Porous hair can also benefit from an apple cider vinegar (ACV) rinse. Unlike using ACV to cleanse the hair, sealing the cuticle with ACV is done after a wash and condition, before styling. The acidity of the ACV will encourage the layers of the cuticle to flatten a bit, thus leaving the strand less prone to loss of moisture. Because my hair is more porous than my daughter's, I will actually use ACV for a cuticle-sealing rinse, whereas with her we will use it as a clarifying wash to break through product build-up.
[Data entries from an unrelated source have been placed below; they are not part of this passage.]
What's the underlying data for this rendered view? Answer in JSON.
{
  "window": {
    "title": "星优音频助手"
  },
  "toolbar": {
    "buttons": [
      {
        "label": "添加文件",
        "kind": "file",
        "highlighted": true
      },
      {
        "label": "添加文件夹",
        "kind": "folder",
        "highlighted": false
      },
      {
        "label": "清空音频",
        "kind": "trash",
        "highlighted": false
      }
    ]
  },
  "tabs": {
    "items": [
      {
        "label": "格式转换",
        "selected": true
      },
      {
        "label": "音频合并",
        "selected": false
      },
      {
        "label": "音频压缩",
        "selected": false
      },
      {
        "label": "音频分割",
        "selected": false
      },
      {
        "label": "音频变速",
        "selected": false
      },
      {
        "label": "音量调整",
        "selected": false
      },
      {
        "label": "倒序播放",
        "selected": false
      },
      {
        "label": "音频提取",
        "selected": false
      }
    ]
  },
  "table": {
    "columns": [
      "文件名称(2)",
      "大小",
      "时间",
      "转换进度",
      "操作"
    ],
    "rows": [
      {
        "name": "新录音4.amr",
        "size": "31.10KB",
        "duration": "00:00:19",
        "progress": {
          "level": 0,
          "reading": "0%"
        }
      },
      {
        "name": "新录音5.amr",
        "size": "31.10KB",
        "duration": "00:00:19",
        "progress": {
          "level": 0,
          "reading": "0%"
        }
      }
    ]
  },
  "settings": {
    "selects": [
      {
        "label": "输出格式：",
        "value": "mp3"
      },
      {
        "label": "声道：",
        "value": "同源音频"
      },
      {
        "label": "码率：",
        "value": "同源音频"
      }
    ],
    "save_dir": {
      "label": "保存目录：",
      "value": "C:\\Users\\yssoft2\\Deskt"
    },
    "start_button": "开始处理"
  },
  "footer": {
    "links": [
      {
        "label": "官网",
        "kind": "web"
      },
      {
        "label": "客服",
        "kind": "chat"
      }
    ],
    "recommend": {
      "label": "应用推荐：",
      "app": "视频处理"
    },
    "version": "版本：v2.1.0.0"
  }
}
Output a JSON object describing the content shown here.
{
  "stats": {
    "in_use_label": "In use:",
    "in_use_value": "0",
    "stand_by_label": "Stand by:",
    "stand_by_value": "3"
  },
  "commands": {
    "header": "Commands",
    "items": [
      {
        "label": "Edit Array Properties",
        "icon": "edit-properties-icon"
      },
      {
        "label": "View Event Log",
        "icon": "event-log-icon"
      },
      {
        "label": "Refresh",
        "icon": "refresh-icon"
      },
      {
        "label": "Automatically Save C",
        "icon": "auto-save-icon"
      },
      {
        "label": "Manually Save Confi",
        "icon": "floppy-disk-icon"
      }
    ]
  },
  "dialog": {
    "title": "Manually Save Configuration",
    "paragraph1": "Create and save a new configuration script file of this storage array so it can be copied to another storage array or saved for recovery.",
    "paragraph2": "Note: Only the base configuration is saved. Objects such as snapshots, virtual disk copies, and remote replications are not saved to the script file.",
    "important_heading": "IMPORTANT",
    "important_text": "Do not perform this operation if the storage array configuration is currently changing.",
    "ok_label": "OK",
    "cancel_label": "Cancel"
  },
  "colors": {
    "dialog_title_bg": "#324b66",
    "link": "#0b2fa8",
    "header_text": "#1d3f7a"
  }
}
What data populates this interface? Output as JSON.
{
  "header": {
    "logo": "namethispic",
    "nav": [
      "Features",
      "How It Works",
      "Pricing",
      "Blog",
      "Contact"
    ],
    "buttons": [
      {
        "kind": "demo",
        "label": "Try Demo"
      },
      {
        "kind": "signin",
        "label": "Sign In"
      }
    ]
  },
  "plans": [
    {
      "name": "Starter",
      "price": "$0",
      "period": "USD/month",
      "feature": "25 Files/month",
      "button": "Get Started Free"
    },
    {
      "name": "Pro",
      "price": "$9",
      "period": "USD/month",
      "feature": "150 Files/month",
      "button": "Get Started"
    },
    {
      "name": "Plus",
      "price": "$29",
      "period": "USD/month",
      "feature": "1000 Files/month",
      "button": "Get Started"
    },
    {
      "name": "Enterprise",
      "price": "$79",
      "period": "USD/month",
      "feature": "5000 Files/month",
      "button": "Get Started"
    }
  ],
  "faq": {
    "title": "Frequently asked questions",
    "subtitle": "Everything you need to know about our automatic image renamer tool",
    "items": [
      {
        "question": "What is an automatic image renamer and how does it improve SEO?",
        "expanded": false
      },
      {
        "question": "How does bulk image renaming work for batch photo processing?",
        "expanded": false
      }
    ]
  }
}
For as long as this post was, this was actually the short version. There is a great deal of science behind how hair and products work together, and porosity is just one of many elements that needs to be taken into account while searching for the right hair care regime for your child. Other things such as styling habits (including protective styling), how hard your child plays, how well the hair is protected while sleeping, and what the weather is like all play a role, as does protein (which I touched on a bit above) and nutrition. Healthy hair really does come from the inside out, so making sure your child is well hydrated and eating balanced meals will help immensely, especially if you've recently brought your child home and their previous environment did not provide adequate nutrition.